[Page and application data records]
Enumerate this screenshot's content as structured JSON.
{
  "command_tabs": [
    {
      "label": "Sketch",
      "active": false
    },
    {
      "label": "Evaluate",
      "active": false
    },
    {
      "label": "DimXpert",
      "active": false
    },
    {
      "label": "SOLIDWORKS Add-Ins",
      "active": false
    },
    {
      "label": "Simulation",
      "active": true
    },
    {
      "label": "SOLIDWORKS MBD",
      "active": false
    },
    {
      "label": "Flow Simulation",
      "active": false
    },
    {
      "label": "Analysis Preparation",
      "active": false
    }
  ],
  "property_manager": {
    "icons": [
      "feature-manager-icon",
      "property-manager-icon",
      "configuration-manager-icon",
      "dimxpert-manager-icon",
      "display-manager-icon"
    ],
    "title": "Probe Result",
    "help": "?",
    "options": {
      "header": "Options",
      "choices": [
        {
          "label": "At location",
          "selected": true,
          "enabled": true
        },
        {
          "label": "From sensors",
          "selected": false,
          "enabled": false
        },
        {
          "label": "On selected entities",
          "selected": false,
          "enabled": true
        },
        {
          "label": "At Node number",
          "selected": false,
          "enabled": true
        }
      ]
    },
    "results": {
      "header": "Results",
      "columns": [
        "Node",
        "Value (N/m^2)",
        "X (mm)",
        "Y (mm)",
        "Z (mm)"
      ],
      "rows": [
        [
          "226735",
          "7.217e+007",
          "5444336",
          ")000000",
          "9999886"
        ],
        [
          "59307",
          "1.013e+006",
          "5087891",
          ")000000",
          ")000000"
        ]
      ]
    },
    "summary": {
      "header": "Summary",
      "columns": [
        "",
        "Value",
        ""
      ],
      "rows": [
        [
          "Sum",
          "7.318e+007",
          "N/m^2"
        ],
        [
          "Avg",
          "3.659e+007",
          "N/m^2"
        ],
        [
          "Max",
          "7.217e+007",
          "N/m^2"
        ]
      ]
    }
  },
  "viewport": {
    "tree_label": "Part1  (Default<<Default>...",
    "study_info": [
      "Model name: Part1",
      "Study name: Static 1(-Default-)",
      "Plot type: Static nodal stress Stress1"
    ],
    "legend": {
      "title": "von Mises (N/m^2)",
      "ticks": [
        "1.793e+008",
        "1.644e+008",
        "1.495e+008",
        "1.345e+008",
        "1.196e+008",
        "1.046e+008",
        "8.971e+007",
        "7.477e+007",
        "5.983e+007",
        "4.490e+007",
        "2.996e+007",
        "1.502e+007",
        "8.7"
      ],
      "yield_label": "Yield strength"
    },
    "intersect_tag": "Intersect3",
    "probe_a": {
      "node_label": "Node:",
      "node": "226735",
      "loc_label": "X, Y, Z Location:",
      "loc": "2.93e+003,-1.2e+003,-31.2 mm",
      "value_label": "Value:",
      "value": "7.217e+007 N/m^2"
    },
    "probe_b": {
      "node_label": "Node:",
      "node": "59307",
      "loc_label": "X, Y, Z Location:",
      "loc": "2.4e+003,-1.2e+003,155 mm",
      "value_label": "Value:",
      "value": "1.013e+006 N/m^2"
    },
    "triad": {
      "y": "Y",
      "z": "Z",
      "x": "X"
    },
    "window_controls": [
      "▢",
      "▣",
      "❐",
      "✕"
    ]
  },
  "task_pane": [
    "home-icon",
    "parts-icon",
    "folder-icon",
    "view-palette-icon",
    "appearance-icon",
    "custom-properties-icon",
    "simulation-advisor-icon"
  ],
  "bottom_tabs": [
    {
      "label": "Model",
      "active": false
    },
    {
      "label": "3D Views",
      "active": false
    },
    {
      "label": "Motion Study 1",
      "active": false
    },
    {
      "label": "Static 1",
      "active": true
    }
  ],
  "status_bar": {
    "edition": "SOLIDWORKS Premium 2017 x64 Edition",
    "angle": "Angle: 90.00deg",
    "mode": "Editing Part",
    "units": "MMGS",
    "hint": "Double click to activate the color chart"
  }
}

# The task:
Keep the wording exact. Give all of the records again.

# Solved problem:
Enumerate this screenshot's content as structured JSON.
{
  "command_tabs": [
    {
      "label": "Sketch",
      "active": false
    },
    {
      "label": "Evaluate",
      "active": false
    },
    {
      "label": "DimXpert",
      "active": false
    },
    {
      "label": "SOLIDWORKS Add-Ins",
      "active": false
    },
    {
      "label": "Simulation",
      "active": true
    },
    {
      "label": "SOLIDWORKS MBD",
      "active": false
    },
    {
      "label": "Flow Simulation",
      "active": false
    },
    {
      "label": "Analysis Preparation",
      "active": false
    }
  ],
  "property_manager": {
    "icons": [
      "feature-manager-icon",
      "property-manager-icon",
      "configuration-manager-icon",
      "dimxpert-manager-icon",
      "display-manager-icon"
    ],
    "title": "Probe Result",
    "help": "?",
    "options": {
      "header": "Options",
      "choices": [
        {
          "label": "At location",
          "selected": true,
          "enabled": true
        },
        {
          "label": "From sensors",
          "selected": false,
          "enabled": false
        },
        {
          "label": "On selected entities",
          "selected": false,
          "enabled": true
        },
        {
          "label": "At Node number",
          "selected": false,
          "enabled": true
        }
      ]
    },
    "results": {
      "header": "Results",
      "columns": [
        "Node",
        "Value (N/m^2)",
        "X (mm)",
        "Y (mm)",
        "Z (mm)"
      ],
      "rows": [
        [
          "226735",
          "7.217e+007",
          "5444336",
          ")000000",
          "9999886"
        ],
        [
          "59307",
          "1.013e+006",
          "5087891",
          ")000000",
          ")000000"
        ]
      ]
    },
    "summary": {
      "header": "Summary",
      "columns": [
        "",
        "Value",
        ""
      ],
      "rows": [
        [
          "Sum",
          "7.318e+007",
          "N/m^2"
        ],
        [
          "Avg",
          "3.659e+007",
          "N/m^2"
        ],
        [
          "Max",
          "7.217e+007",
          "N/m^2"
        ]
      ]
    }
  },
  "viewport": {
    "tree_label": "Part1  (Default<<Default>...",
    "study_info": [
      "Model name: Part1",
      "Study name: Static 1(-Default-)",
      "Plot type: Static nodal stress Stress1"
    ],
    "legend": {
      "title": "von Mises (N/m^2)",
      "ticks": [
        "1.793e+008",
        "1.644e+008",
        "1.495e+008",
        "1.345e+008",
        "1.196e+008",
        "1.046e+008",
        "8.971e+007",
        "7.477e+007",
        "5.983e+007",
        "4.490e+007",
        "2.996e+007",
        "1.502e+007",
        "8.7"
      ],
      "yield_label": "Yield strength"
    },
    "intersect_tag": "Intersect3",
    "probe_a": {
      "node_label": "Node:",
      "node": "226735",
      "loc_label": "X, Y, Z Location:",
      "loc": "2.93e+003,-1.2e+003,-31.2 mm",
      "value_label": "Value:",
      "value": "7.217e+007 N/m^2"
    },
    "probe_b": {
      "node_label": "Node:",
      "node": "59307",
      "loc_label": "X, Y, Z Location:",
      "loc": "2.4e+003,-1.2e+003,155 mm",
      "value_label": "Value:",
      "value": "1.013e+006 N/m^2"
    },
    "triad": {
      "y": "Y",
      "z": "Z",
      "x": "X"
    },
    "window_controls": [
      "▢",
      "▣",
      "❐",
      "✕"
    ]
  },
  "task_pane": [
    "home-icon",
    "parts-icon",
    "folder-icon",
    "view-palette-icon",
    "appearance-icon",
    "custom-properties-icon",
    "simulation-advisor-icon"
  ],
  "bottom_tabs": [
    {
      "label": "Model",
      "active": false
    },
    {
      "label": "3D Views",
      "active": false
    },
    {
      "label": "Motion Study 1",
      "active": false
    },
    {
      "label": "Static 1",
      "active": true
    }
  ],
  "status_bar": {
    "edition": "SOLIDWORKS Premium 2017 x64 Edition",
    "angle": "Angle: 90.00deg",
    "mode": "Editing Part",
    "units": "MMGS",
    "hint": "Double click to activate the color chart"
  }
}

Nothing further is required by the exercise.